One would be to muddy up the image of the fondly remembered former president, Hillary Clinton’s most effective proxy who’s now gearing up to join the campaign trail. The whole reason that Trump is bringing up Bill Clinton’s “women abuse” is because of reports that he’s going to start stumping for his wife. If you can turn Bill Clinton into a liability, you’ve greatly increased your chances of defeating Hillary Clinton. Just ask Barack Obama, whose campaign was able to convince much of the electorate that Bill Clinton was a thoroughgoing racist during the 2008 presidential primary. But we already have evidence that the public, on net, views Bill Clinton and his legacy favorably in spite of the Lewinsky scandal. Consider the 1998 elections or the 60-plus percent approval ratings Clinton enjoyed upon leaving office. As Fiorina herself said, after acknowledging that the criticism is fair to use in this particular game, “But you’re not going to beat Hillary Clinton by attacking Bill Clinton.”

Another possibility is to use Bill Clinton’s record as a counterattack against Hillary Clinton or the Democratic Party’s description of Republicans’ “war on women.” This is why Paul was calling Clinton “predatory” last year. “The Democrats, one of their big issues is they have concocted and said Republicans are committing a war on women,” Paul told David Gregory. “One of the workplace laws and rules that I think are good is that bosses shouldn’t prey on young interns in their office.” Trump, too, is holding up Clinton’s mistresses as amulets against criticism of his own piggish behavior. “You look at whether it’s Monica Lewinsky or Paula Jones or many of them, and that certainly will be fair game,” Trump said. “Certainly if they play the woman’s card with respect to me, that will be fair game.”

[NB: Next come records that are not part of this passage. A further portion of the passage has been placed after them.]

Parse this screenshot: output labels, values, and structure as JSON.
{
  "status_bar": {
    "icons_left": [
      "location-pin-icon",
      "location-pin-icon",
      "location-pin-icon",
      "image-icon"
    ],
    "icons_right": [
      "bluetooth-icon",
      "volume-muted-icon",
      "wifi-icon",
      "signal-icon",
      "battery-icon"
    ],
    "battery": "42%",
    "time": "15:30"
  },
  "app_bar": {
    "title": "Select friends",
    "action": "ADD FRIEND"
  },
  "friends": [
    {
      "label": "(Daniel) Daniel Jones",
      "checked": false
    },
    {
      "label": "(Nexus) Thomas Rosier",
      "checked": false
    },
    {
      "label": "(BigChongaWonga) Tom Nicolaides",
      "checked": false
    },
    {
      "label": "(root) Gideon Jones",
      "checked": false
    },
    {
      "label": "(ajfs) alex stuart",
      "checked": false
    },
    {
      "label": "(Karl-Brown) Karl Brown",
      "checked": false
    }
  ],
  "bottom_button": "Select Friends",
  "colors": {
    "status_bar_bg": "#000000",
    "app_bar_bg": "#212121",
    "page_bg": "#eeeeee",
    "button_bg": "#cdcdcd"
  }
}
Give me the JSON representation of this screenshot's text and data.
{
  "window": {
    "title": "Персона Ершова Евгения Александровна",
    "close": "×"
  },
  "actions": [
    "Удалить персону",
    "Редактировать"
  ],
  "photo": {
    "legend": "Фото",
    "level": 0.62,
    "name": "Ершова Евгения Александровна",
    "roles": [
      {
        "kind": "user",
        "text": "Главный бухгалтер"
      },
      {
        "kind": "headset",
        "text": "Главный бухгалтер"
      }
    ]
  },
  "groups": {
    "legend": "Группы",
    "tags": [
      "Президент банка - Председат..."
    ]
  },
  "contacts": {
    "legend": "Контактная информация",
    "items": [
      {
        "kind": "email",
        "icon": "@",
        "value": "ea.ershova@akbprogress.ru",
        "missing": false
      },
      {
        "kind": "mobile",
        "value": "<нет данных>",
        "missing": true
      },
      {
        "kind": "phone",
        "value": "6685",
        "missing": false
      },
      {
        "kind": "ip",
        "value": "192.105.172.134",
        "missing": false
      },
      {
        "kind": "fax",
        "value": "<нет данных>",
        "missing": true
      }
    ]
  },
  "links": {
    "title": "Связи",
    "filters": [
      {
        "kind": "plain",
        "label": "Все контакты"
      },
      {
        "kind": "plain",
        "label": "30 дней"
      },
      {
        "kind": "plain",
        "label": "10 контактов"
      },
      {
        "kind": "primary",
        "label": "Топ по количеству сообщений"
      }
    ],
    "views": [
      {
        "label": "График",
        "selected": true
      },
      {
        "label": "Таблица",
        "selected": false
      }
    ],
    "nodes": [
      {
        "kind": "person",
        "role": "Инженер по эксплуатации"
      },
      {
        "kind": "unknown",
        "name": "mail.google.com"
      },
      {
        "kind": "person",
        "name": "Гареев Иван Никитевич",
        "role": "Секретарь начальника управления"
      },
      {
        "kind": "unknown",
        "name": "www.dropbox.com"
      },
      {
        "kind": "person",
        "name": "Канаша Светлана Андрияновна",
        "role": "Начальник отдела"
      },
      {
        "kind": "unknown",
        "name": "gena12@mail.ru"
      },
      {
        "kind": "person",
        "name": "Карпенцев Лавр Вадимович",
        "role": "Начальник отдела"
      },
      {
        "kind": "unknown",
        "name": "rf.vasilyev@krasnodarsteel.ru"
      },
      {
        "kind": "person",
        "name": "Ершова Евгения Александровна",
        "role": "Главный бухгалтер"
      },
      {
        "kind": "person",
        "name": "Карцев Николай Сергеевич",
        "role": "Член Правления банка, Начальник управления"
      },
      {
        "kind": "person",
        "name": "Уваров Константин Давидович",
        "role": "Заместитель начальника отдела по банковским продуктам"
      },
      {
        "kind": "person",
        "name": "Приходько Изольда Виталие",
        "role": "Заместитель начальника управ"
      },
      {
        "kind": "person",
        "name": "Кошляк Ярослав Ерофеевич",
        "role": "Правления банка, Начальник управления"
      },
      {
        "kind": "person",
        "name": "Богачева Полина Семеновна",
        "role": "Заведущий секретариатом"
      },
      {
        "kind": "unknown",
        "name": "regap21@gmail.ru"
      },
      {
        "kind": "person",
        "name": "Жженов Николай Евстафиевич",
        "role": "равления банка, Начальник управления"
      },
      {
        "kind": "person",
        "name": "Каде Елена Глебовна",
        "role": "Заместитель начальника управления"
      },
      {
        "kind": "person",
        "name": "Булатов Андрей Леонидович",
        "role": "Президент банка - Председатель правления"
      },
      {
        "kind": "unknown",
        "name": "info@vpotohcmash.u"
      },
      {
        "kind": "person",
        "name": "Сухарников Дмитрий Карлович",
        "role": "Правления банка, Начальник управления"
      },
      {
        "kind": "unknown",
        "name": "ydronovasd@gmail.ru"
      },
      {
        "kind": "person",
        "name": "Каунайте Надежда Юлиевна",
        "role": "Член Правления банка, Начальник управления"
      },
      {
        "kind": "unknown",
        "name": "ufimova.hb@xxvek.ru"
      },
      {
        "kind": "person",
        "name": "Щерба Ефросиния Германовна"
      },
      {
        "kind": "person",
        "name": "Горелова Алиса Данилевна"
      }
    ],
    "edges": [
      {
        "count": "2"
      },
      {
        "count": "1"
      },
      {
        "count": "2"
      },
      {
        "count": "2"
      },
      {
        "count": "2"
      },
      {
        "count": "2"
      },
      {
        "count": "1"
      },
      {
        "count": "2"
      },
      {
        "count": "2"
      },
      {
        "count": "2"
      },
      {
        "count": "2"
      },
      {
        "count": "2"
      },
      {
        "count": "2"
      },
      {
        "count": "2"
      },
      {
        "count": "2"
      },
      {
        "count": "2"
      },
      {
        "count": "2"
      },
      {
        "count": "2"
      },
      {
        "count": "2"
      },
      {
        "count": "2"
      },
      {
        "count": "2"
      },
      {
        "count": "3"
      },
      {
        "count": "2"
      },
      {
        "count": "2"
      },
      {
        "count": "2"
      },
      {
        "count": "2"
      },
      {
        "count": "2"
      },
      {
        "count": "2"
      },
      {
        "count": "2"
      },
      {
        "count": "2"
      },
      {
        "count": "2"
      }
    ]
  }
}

The problem here is that this is stupid. Even if one believes the war on women moniker is an overly sensationalistic piece of Democratic jargon, what it was originally drawn up to describe—the wave of efforts on state and federal levels by newly elected Republicans following the 2010 elections to restrict access to abortion, birth control, or funding for women’s health centers or WIC benefits—was a very real policy trend about which many women were very much aware and remain aware. Saying, “But Bill Clinton had an affair with an intern!” is not an effective counter to critiques of Republican policymaking priorities in the Tea Party era. It only reinforces how clueless the party is about the ill will such policymaking priorities created, especially among unmarried women.

Beyond these two ineffectual uses, all that’s left are the more hand-waving, cerebral ones, such as “Hillary Clinton is running for president, but her husband was president, and he had sex with another lady, and the Clintons are evil sex people so … vote Trump?” (This is what they all are, really.) Trump or whoever else wants to bring up Bill Clinton’s affairs as a means of tarnishing Hillary Clinton’s chances should go nuts with that. Really, it’s totally fine! It’s weird that people might think it wouldn’t be fine. But it doesn’t mean anyone will care.